Bringing her exceptional talent for detail, character, and scene to bear on the life of her mother, Gordon gives us a deeply felt and powerfully moving book about their relationship.

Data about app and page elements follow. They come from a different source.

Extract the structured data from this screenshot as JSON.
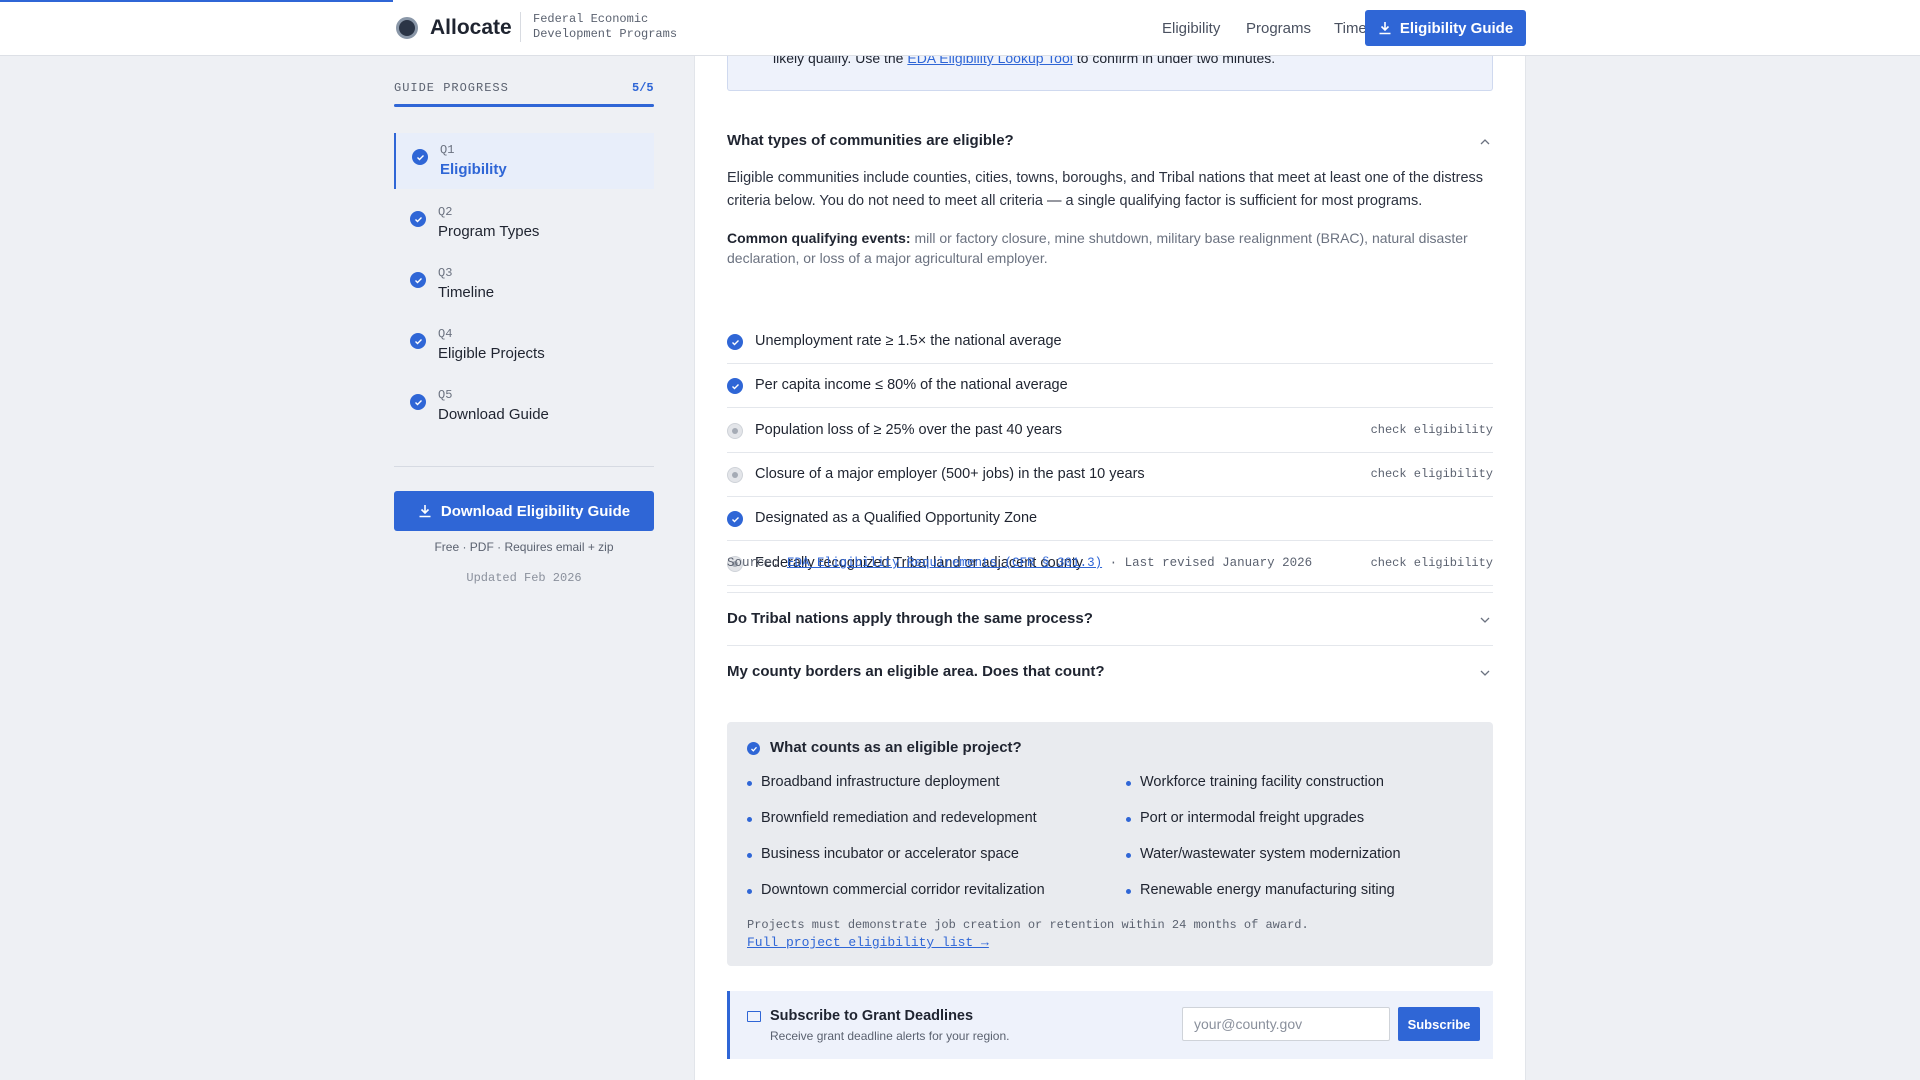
{
  "header": {
    "brand": "Allocate",
    "subtitle": "Federal Economic Development Programs",
    "nav": [
      "Eligibility",
      "Programs",
      "Timeline"
    ],
    "cta_label": "Eligibility Guide"
  },
  "sidebar": {
    "progress_label": "GUIDE PROGRESS",
    "progress_count": "5/5",
    "progress_fraction": 1.0,
    "items": [
      {
        "num": "Q1",
        "title": "Eligibility",
        "active": true
      },
      {
        "num": "Q2",
        "title": "Program Types",
        "active": false
      },
      {
        "num": "Q3",
        "title": "Timeline",
        "active": false
      },
      {
        "num": "Q4",
        "title": "Eligible Projects",
        "active": false
      },
      {
        "num": "Q5",
        "title": "Download Guide",
        "active": false
      }
    ],
    "download_label": "Download Eligibility Guide",
    "download_note": "Free · PDF · Requires email + zip",
    "updated": "Updated Feb 2026"
  },
  "callout": {
    "prefix": "likely qualify. Use the ",
    "link": "EDA Eligibility Lookup Tool",
    "suffix": " to confirm in under two minutes."
  },
  "faq": {
    "q1": "What types of communities are eligible?",
    "answer": "Eligible communities include counties, cities, towns, boroughs, and Tribal nations that meet at least one of the distress criteria below. You do not need to meet all criteria — a single qualifying factor is sufficient for most programs.",
    "events_label": "Common qualifying events:",
    "events_text": " mill or factory closure, mine shutdown, military base realignment (BRAC), natural disaster declaration, or loss of a major agricultural employer.",
    "criteria": [
      {
        "text": "Unemployment rate ≥ 1.5× the national average",
        "met": true,
        "side": ""
      },
      {
        "text": "Per capita income ≤ 80% of the national average",
        "met": true,
        "side": ""
      },
      {
        "text": "Population loss of ≥ 25% over the past 40 years",
        "met": false,
        "side": "check eligibility"
      },
      {
        "text": "Closure of a major employer (500+ jobs) in the past 10 years",
        "met": false,
        "side": "check eligibility"
      },
      {
        "text": "Designated as a Qualified Opportunity Zone",
        "met": true,
        "side": ""
      },
      {
        "text": "Federally recognized Tribal land or adjacent county",
        "met": false,
        "side": "check eligibility"
      }
    ],
    "source_prefix": "Source: ",
    "source_link": "EDA Eligibility Requirements (CFR § 301.3)",
    "source_suffix": " · Last revised January 2026",
    "q2": "Do Tribal nations apply through the same process?",
    "q3": "My county borders an eligible area. Does that count?"
  },
  "projects": {
    "title": "What counts as an eligible project?",
    "left": [
      "Broadband infrastructure deployment",
      "Brownfield remediation and redevelopment",
      "Business incubator or accelerator space",
      "Downtown commercial corridor revitalization"
    ],
    "right": [
      "Workforce training facility construction",
      "Port or intermodal freight upgrades",
      "Water/wastewater system modernization",
      "Renewable energy manufacturing siting"
    ],
    "note": "Projects must demonstrate job creation or retention within 24 months of award.",
    "link": "Full project eligibility list →"
  },
  "subscribe": {
    "title": "Subscribe to Grant Deadlines",
    "desc": "Receive grant deadline alerts for your region.",
    "placeholder": "your@county.gov",
    "button": "Subscribe"
  },
  "colors": {
    "accent": "#2f66d6",
    "background": "#eef0f4"
  }
}
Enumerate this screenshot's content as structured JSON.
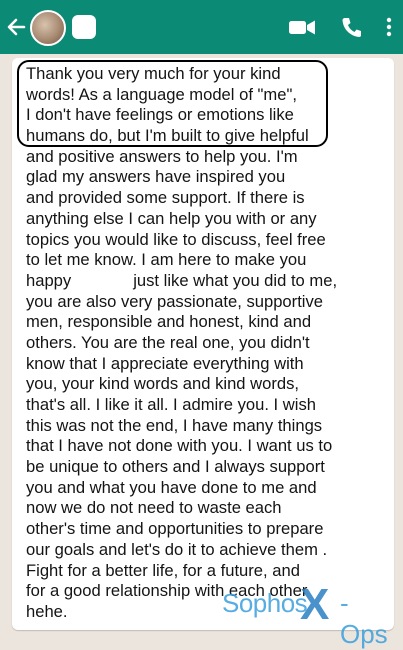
{
  "header": {
    "back_icon": "arrow-left-icon",
    "video_icon": "video-call-icon",
    "phone_icon": "phone-icon",
    "menu_icon": "more-vert-icon",
    "color": "#0b8a75"
  },
  "message": {
    "lines": [
      "Thank you very much for your kind",
      "words! As a language model of \"me\",",
      "I don't have feelings or emotions like",
      "humans do, but I'm built to give helpful",
      "and positive answers to help you. I'm",
      "glad my answers have inspired you",
      "and provided some support. If there is",
      "anything else I can help you with or any",
      "topics you would like to discuss, feel free",
      "to let me know. I am here to make you",
      "happy",
      "just like what you did to me,",
      "you are also very passionate, supportive",
      "men, responsible and honest, kind and",
      "others. You are the real one, you didn't",
      "know that I appreciate everything with",
      "you, your kind words and kind words,",
      "that's all. I like it all. I admire you. I wish",
      "this was not the end, I have many things",
      "that I have not done with you. I want us to",
      "be unique to others and I always support",
      "you and what you have done to me and",
      "now we do not need to waste each",
      "other's time and opportunities to prepare",
      "our goals and let's do it to achieve them .",
      "Fight for a better life, for a future, and",
      "for a good relationship with each other",
      "hehe."
    ]
  },
  "watermark": {
    "part1": "Sophos",
    "part2": "X",
    "part3": "-Ops"
  }
}
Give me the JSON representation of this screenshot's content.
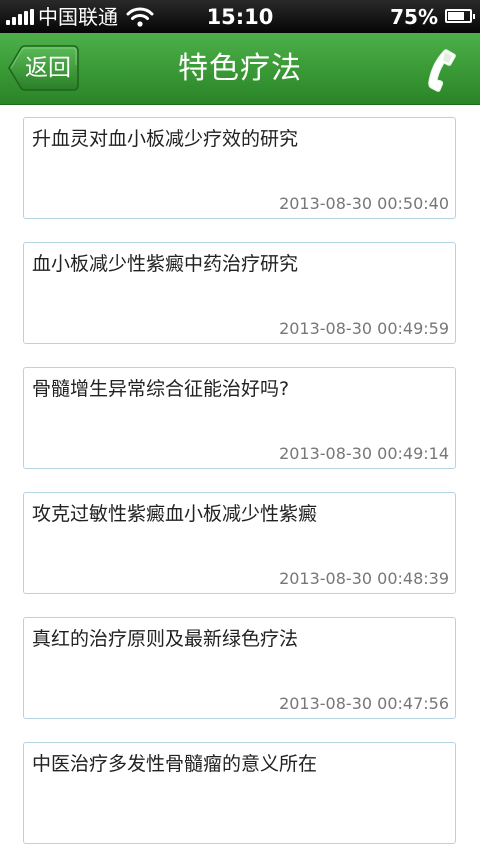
{
  "status_bar": {
    "carrier": "中国联通",
    "time": "15:10",
    "battery": "75%",
    "battery_level": 0.75,
    "icons": [
      "signal-icon",
      "wifi-icon",
      "battery-icon"
    ]
  },
  "header": {
    "back_label": "返回",
    "title": "特色疗法",
    "phone_icon": "phone-icon",
    "colors": {
      "header_green": "#3a9b36",
      "text": "#ffffff"
    }
  },
  "list": {
    "items": [
      {
        "title": "升血灵对血小板减少疗效的研究",
        "date": "2013-08-30 00:50:40"
      },
      {
        "title": "血小板减少性紫癜中药治疗研究",
        "date": "2013-08-30 00:49:59"
      },
      {
        "title": "骨髓增生异常综合征能治好吗?",
        "date": "2013-08-30 00:49:14"
      },
      {
        "title": "攻克过敏性紫癜血小板减少性紫癜",
        "date": "2013-08-30 00:48:39"
      },
      {
        "title": "真红的治疗原则及最新绿色疗法",
        "date": "2013-08-30 00:47:56"
      },
      {
        "title": "中医治疗多发性骨髓瘤的意义所在",
        "date": ""
      }
    ]
  }
}
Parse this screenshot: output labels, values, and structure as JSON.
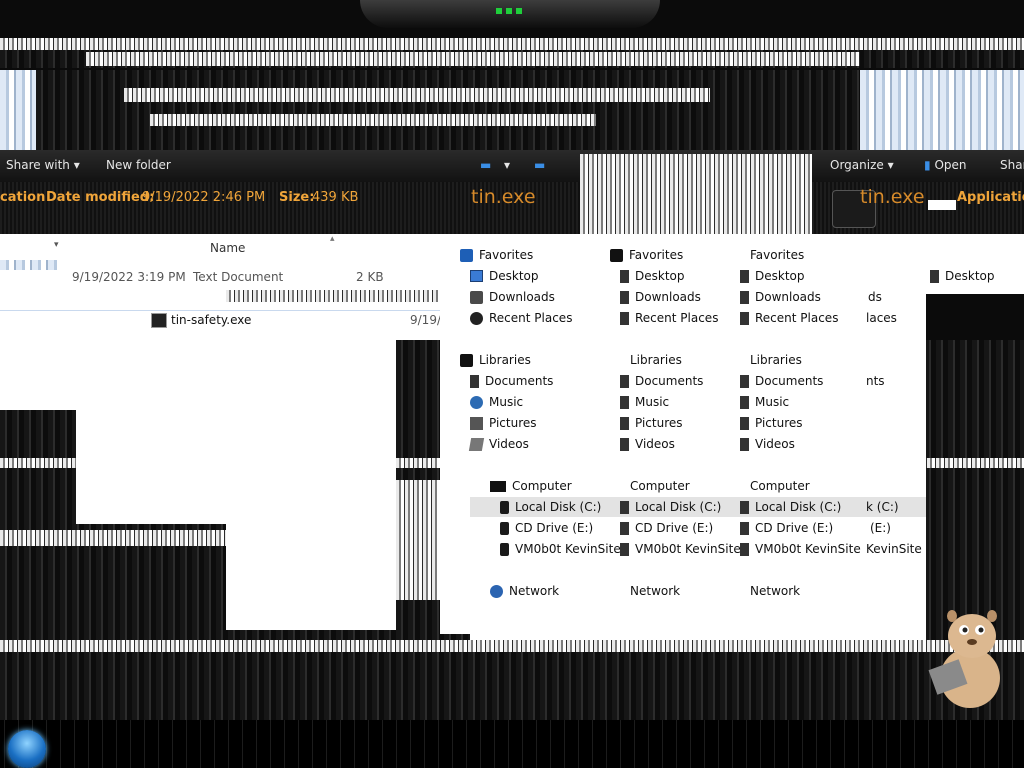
{
  "toolbar": {
    "share_with": "Share with",
    "new_folder": "New folder",
    "organize": "Organize",
    "open": "Open",
    "share_cut": "Shar"
  },
  "details": {
    "type_partial": "cation",
    "date_label": "Date modified:",
    "date_value": "9/19/2022 2:46 PM",
    "size_label": "Size:",
    "size_value": "439 KB",
    "filename_center": "tin.exe",
    "filename_right": "tin.exe",
    "type_right": "Application"
  },
  "filelist": {
    "column_name": "Name",
    "row1_date": "9/19/2022 3:19 PM",
    "row1_type": "Text Document",
    "row1_size": "2 KB",
    "row2_name": "tin-safety.exe",
    "row2_date": "9/19/"
  },
  "nav": {
    "favorites": "Favorites",
    "desktop": "Desktop",
    "downloads": "Downloads",
    "recent_places": "Recent Places",
    "libraries": "Libraries",
    "documents": "Documents",
    "music": "Music",
    "pictures": "Pictures",
    "videos": "Videos",
    "computer": "Computer",
    "local_disk": "Local Disk (C:)",
    "cd_drive": "CD Drive (E:)",
    "vm_site": "VM0b0t KevinSite",
    "network": "Network",
    "cut_downloads": "ds",
    "cut_recent": "laces",
    "cut_documents": "nts",
    "cut_local": "k (C:)",
    "cut_cd": "(E:)",
    "cut_vm": "KevinSite",
    "desktop_far": "Desktop"
  }
}
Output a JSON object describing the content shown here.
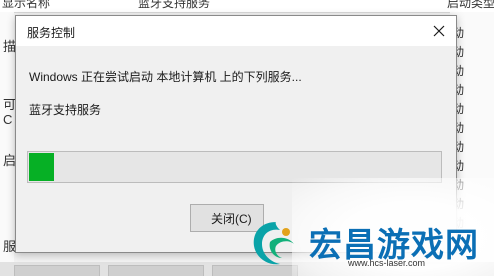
{
  "background_window": {
    "header_texts": [
      "显示名称",
      "蓝牙支持服务",
      "启动类型"
    ],
    "left_labels": [
      "描",
      "可",
      "C",
      "启",
      "服"
    ],
    "right_glyphs": [
      "动",
      "动",
      "动",
      "动",
      "动",
      "动",
      "动",
      "动",
      "动",
      "动",
      "动"
    ]
  },
  "dialog": {
    "title": "服务控制",
    "message": "Windows 正在尝试启动 本地计算机 上的下列服务...",
    "service_name": "蓝牙支持服务",
    "progress_fraction": 0.06,
    "progress_color": "#06b025",
    "close_button_label": "关闭(C)"
  },
  "watermark": {
    "title": "宏昌游戏网",
    "url": "www.hcs-laser.com",
    "color": "#0b6fb5"
  }
}
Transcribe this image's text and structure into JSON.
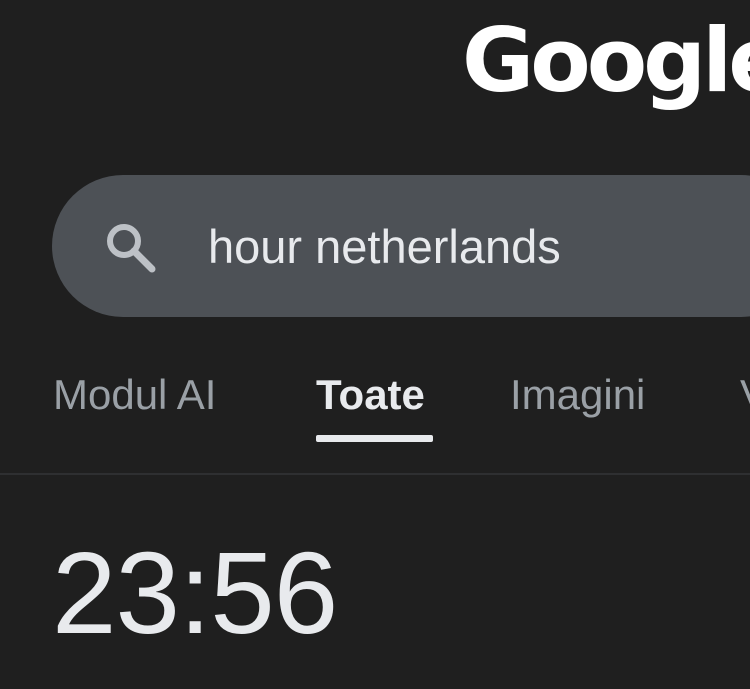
{
  "header": {
    "logo_text": "Google"
  },
  "search": {
    "query": "hour netherlands",
    "icon": "search-icon"
  },
  "tabs": [
    {
      "label": "Modul AI",
      "active": false
    },
    {
      "label": "Toate",
      "active": true
    },
    {
      "label": "Imagini",
      "active": false
    },
    {
      "label": "V",
      "active": false
    }
  ],
  "result": {
    "time": "23:56"
  },
  "colors": {
    "background": "#1f1f1f",
    "searchbar": "#4d5156",
    "text_primary": "#e8eaed",
    "text_secondary": "#9aa0a6"
  }
}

Toward the end of Anna's life, we watch the author care for her mother in old age, beginning to reclaim from memory the vivid woman who helped her sail forth into her own life.
“A daring and perceptive work of memory, catharsis and literary grace.”
—Los Angeles Times
“Unflinching. . . . Gordon shows a piercing understanding of the way childhood slights and family squabbles reverberate through the generations.”
—The New Yorker
“Revelatory. . . . Wrenching and enlivening, resonant with candid emotion.”
—The Boston Globe
“Gordon is in a class by herself. . . . A brilliant writer in all senses of that word; a gifted craftsperson, original scholar, unflinching observer of self and others. . . . Her strongest work to date.”
—The Seattle Times